▶ [What is required]: Search the data below for the string "subtitle". Extract every line that contains it.

(Component data from apps and pages)
:::::
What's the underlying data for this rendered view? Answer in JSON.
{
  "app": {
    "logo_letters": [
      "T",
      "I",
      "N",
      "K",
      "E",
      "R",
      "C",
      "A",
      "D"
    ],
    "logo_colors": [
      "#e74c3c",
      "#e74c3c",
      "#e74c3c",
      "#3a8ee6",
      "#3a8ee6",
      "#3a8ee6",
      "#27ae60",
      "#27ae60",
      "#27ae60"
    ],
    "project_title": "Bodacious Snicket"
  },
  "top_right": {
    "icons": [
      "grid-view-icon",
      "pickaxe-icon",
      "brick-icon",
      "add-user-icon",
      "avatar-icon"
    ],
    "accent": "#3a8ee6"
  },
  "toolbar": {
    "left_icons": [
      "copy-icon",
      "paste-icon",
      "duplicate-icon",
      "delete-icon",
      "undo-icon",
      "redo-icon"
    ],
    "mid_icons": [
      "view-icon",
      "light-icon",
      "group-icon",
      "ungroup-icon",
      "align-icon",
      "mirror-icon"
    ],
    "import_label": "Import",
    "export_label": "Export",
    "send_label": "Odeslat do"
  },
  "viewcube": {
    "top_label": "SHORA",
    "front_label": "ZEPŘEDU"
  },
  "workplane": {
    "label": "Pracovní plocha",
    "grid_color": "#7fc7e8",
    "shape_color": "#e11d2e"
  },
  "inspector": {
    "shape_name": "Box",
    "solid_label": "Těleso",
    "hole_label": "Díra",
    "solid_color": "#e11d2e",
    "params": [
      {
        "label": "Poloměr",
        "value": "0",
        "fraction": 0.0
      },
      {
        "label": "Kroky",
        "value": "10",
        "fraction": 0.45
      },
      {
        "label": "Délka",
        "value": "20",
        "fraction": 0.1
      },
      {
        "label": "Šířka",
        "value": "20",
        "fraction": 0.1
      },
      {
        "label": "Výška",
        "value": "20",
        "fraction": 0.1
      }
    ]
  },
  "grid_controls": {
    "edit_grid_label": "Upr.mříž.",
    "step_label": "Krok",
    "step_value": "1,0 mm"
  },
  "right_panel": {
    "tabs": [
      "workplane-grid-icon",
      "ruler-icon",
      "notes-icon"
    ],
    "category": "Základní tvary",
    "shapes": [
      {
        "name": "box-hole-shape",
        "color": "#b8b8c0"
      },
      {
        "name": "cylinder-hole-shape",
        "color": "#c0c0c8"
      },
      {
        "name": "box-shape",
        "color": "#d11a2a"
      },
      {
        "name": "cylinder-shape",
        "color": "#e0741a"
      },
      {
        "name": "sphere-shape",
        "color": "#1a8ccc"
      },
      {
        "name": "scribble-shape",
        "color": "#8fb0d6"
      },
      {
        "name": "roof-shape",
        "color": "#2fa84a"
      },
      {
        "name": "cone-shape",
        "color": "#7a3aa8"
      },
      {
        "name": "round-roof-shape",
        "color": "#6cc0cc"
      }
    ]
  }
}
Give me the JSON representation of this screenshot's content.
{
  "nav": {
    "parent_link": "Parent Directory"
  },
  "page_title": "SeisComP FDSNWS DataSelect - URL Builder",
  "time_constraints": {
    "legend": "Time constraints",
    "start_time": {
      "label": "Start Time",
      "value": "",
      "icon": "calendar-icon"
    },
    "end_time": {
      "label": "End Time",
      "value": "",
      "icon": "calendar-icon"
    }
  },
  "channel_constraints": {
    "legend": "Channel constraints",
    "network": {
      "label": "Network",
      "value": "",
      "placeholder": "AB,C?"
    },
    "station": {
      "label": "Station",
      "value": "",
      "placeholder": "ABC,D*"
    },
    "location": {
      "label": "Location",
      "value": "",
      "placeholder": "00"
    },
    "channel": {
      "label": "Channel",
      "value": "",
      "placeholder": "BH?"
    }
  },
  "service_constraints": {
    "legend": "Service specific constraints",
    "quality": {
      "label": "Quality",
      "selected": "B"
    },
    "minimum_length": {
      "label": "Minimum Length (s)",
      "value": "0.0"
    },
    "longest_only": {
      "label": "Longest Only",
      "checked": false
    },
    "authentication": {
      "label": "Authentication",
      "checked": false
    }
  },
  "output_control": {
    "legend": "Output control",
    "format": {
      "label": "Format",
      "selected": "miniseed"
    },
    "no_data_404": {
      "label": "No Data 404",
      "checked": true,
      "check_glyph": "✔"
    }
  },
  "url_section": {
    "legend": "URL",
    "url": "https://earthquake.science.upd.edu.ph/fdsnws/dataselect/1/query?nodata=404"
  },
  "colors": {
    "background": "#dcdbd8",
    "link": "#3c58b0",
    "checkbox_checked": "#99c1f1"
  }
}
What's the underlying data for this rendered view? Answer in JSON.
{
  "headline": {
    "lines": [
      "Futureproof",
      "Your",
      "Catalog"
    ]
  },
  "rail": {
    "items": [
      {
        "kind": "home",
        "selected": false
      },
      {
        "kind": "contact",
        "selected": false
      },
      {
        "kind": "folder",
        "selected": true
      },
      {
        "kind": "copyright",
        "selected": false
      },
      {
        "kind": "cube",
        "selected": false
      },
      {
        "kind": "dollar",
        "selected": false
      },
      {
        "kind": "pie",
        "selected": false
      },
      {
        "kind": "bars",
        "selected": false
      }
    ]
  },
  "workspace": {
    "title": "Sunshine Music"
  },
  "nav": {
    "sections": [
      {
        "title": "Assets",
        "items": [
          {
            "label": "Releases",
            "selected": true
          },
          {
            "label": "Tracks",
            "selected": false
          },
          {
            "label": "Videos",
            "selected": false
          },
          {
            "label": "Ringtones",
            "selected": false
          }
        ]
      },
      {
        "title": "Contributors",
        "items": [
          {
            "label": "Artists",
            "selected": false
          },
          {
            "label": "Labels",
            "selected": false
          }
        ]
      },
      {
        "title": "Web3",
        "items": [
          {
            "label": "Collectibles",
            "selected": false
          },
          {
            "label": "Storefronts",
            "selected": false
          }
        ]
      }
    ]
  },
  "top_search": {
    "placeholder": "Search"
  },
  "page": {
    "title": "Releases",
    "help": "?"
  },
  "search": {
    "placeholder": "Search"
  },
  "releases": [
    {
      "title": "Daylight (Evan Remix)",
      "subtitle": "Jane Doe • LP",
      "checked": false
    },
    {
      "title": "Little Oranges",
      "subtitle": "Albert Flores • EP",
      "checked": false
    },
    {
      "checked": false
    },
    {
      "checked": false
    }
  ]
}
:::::
▶ [Response area]:
      "subtitle": "Jane Doe • LP",
      "subtitle": "Albert Flores • EP",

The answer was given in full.